Since Windows 10 was released just about a year ago, I have received a lot of questions about it. Here are some of the most common questions and my responses to them.

What is Windows 10?

Windows 10 is Microsoft's latest version of Windows, the operating system that runs on most computers. It was released to the public on July 29, 2015.

What makes Windows 10 different from past versions?

Windows 10 attempts to take the best parts of Windows 7 and Windows 8 and unify them into one operating system. In my opinion, they have succeeded at doing that. One of the biggest complaints about Windows 8/8.1 was the removal of the traditional Start menu, but in Windows 10 it has returned, with new features. Windows 10 also retains the speed improvements that Windows 8 had over Windows 7. In addition to PCs, Windows 10 is designed to work well with tablets and other touch-friendly devices.

How much does it cost?

If you are running a "genuine" (meaning legal and legitimate) version of Windows 7 (with Service Pack 1) or 8.1 (meaning it came pre-installed on your PC or you bought a legal retail edition) you can upgrade for free for one year. If your version of Windows is not genuine, you will need to purchase a legal copy of Windows 10.

How do I get it?

A. Microsoft has a site set up that explains the process here. You can reserve a copy now and upgrade at a later time.

Should I upgrade now?

In my opinion, no. As with any new operating system, it is always a good idea to wait a bit to ensure any glitches are worked out. I have already heard of a couple issues involved in the upgrade process, so I would hold off for at least a month or so. I have also had a few minor issues myself. However, once installed properly, it seems to run very smoothly. I am typing this FAQ on Windows 10, and so far I have not had any issues that would affect my ability to work.

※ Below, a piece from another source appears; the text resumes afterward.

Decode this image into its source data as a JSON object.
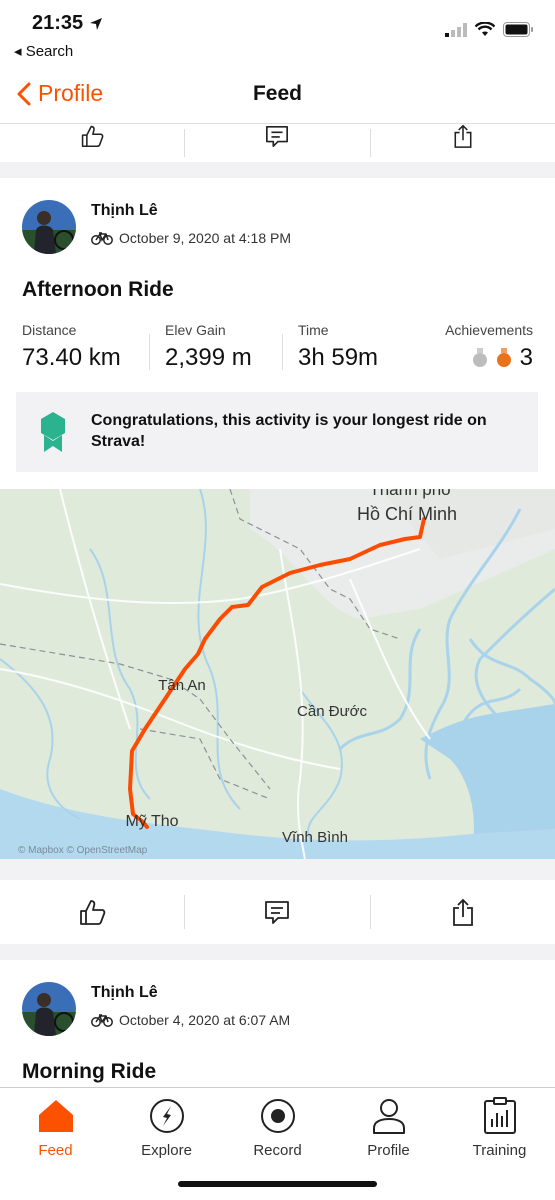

Can I do it myself?

In the vast majority of cases, yes. If your computer is working fine, your upgrade should go smoothly. If however you have had a recent malware infection and you're not sure that your PC is thoroughly cleaned, you should hire a professional and consider a "clean" install. That process takes longer but increases your chances of a smooth upgrade.

My computer manufacturer says my computer is "certified" for Windows 10. Why should I wait to upgrade?

"Certified" means that the hardware in your computer is indeed compatible with Windows 10. It does not guarantee that your upgrade experience will be smooth. If you have any type of malware or other software issues, the upgrade process may be affected. Again, waiting about a month for any major issues to be worked out is your best bet. Remember, you have a full year to upgrade for free.

I don't know if my PC is compatible or not. How can I make sure?

If you are regularly installing Windows updates, you will eventually see a Get Windows 10 icon (a small windows logo) appear on your taskbar. Right click this icon and select "Check your upgrade status". Then click the menu icon in the upper left of the window that appears and select "Check your PC". ZDNet has a blog entry that explains this process with photos at this link.

Is there anything else I should know? Yes: Of course, if you have any other questions, you can send me a message via the form on the Contact page.